Methods: Electroneurogram recordings were performed in anesthetized rats under isoflurane (1–2% induction dose, inhalation) of: (I) sciatic nerves during stimulation of the hindpaw with Semmes-Weinstein monofilaments of varying forces (10–300 g); and (II) bladder nerves during bladder filling with infusion rate of 0.5 mL/min, in acute experiments. Bipolar cuff electrodes were wrapped around the sciatic nerve (n=7) and ureter (and associated bladder nerves) proximal to the bladder wall (n=7), to record sciatic and bladder nerve discharges, respectively. The sciatic nerve was transected between the spinal cord and the electrode, to eliminate efferent nerve signals and record afferent fibers discharge only with hindpaw stimulation. Whereas, recordings were made of the discharges of both afferent and efferent fibers from bladder nerves during bladder filling. All recordings were performed using a low noise amplifier (SR560, filtered 300 Hz–10 kHz, gain ×10k), sampled at 20 kHz using PowerLab software (AD Instruments) and displayed using LabChart software. Bladder pressure was also recorded during filling.

Results: Sciatic nerve recordings consistently showed increased afferent fibers discharge with increased size of monofilament used to stimulate the hindpaw, with the highest discharge observed with the 300 g monofilament and lowest with 10 g. In contrast, recording from bladder nerves showed that combined afferent and efferent discharges increased substantially in response to bladder filling in 2 of 7 rats, and increased moderately in 2 other rats. However, there was no response in the remaining rats, perhaps due to nerve damage during cuff placement.

Conclusions: We found an increase in afferent discharges during paw stimulation with increased monofilaments sizes. Also, recordings from the cuff around the ureter-bladder nerve complex revealed that the afferent and efferent discharges coincided with an increase in bladder pressure during bladder filling.
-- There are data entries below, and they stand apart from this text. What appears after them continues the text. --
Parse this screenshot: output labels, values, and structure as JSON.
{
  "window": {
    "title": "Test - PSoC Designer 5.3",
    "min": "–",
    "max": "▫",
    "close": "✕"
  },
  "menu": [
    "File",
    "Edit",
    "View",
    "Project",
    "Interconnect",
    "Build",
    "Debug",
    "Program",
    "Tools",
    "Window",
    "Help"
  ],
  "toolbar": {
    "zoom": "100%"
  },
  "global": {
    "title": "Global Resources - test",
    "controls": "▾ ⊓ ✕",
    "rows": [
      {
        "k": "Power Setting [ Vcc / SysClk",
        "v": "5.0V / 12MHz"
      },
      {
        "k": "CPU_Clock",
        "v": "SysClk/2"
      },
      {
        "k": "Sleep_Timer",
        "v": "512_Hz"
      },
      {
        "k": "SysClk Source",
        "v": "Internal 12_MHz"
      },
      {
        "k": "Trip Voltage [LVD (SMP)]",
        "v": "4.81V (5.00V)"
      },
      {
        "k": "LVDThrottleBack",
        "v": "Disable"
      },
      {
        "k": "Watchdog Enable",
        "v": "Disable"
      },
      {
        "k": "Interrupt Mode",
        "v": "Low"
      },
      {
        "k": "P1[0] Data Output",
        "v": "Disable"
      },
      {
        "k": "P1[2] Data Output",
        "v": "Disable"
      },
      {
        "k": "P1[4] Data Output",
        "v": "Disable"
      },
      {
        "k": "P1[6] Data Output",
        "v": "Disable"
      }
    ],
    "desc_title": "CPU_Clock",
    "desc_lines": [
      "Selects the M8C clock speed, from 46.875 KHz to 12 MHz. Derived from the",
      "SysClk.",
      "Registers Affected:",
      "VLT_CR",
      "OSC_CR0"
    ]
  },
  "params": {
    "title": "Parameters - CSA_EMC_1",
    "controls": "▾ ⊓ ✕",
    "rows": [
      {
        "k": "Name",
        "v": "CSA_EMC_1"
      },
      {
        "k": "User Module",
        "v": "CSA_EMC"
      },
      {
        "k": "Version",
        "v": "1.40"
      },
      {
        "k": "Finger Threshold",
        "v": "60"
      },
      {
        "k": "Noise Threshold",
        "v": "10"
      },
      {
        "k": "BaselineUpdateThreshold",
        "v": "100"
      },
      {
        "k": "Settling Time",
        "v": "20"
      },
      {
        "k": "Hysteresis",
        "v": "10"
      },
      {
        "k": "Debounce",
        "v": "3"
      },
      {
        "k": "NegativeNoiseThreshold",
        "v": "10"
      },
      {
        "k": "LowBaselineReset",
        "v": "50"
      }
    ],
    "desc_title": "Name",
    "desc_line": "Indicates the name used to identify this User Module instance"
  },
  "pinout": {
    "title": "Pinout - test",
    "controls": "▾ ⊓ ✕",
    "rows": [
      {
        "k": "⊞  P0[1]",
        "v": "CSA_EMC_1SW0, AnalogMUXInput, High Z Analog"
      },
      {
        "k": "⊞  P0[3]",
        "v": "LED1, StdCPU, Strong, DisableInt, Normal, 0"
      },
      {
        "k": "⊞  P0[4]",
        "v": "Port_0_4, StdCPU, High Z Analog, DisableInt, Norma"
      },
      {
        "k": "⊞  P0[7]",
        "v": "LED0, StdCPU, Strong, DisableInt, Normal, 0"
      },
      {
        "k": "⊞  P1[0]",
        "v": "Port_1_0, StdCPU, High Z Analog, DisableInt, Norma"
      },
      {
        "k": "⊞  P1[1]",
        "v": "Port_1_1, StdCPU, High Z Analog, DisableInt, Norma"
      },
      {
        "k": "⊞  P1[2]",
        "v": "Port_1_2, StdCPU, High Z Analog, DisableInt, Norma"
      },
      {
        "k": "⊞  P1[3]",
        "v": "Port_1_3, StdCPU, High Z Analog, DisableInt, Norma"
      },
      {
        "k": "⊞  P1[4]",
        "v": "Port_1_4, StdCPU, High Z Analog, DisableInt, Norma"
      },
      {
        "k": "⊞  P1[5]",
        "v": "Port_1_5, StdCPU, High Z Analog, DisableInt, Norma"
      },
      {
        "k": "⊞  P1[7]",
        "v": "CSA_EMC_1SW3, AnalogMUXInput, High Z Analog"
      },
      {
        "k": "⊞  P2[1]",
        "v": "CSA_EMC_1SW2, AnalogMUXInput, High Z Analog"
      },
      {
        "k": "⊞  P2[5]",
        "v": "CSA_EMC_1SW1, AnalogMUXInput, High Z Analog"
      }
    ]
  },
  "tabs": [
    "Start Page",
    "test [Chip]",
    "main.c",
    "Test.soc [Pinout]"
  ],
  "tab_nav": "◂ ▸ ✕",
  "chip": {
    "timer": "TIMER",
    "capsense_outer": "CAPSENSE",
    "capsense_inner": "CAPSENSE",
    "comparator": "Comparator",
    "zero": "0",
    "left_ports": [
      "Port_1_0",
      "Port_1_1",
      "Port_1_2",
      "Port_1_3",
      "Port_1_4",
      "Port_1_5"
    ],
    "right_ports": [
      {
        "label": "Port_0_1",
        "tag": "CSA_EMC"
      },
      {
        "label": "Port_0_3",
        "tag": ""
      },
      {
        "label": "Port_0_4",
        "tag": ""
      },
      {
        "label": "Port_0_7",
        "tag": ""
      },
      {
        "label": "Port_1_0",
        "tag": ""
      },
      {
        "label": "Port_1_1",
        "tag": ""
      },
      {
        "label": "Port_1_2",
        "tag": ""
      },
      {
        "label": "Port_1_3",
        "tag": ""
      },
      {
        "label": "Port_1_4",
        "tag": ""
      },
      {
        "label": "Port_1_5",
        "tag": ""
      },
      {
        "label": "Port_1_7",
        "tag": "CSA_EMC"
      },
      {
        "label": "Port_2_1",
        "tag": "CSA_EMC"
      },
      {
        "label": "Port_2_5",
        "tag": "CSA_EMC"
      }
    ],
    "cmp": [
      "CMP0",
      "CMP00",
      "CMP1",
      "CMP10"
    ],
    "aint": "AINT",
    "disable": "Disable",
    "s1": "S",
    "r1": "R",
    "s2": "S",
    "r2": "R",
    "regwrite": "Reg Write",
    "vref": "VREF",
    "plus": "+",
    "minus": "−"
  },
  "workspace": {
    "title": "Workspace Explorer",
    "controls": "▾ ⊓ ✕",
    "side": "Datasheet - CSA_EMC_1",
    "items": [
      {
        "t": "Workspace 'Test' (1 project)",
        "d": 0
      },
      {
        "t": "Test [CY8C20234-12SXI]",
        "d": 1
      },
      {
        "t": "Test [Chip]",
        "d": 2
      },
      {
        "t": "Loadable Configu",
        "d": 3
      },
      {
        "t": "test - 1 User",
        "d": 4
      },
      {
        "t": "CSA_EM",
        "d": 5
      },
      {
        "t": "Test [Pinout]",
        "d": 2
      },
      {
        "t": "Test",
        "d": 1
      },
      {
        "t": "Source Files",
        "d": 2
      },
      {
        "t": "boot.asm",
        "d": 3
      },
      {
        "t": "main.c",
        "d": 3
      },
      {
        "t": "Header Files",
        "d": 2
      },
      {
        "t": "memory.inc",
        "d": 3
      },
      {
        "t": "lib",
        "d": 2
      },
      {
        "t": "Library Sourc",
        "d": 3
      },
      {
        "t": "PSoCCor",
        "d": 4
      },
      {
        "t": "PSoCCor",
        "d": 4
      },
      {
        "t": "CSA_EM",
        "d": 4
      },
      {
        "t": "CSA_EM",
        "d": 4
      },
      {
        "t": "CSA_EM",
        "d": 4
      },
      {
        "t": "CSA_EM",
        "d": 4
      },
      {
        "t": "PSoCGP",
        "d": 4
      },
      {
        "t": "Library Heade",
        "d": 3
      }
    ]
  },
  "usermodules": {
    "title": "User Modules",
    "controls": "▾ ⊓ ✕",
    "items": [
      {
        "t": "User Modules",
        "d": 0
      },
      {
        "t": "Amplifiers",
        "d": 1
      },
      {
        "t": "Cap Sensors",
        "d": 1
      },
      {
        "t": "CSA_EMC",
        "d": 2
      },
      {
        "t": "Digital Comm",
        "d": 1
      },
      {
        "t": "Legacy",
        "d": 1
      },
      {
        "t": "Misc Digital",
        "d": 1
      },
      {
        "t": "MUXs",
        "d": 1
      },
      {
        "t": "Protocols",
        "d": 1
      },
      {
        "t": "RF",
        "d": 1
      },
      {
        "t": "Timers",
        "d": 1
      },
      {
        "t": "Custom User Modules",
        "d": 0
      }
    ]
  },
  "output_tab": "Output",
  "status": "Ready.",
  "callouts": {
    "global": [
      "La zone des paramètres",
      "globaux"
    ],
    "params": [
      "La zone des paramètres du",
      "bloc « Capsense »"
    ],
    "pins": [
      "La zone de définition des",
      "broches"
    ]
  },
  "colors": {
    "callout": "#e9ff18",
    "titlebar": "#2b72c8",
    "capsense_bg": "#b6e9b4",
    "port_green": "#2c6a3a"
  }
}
We could not isolate single fibers (units) from these whole nerve recordings, thus we cannot report on individual nerve fiber activity. However, based on these results, we conclude that the present technique used to record nerve activity in the rat model may be suitable to record nerve activity during bladder filling in canines with surgically rerouted neural pathways.

Funding Source(s): NIH 1R01NS070267

Keywords: Electrophysiology; sciatic nerve; afferent; efferent; bladder

doi: 10.21037/tau.2016.s320

Cite this abstract as: Tiwari E, Lemay MA, Braverman AS, Obeid I, Barbe MF, Ruggieri MR Sr. Monitoring nerve activity during bladder filling in a rat model. Transl Androl Urol 2016;5(Suppl 2):AB320. doi: 10.21037/tau.2016.s320

Article Options

Download Citation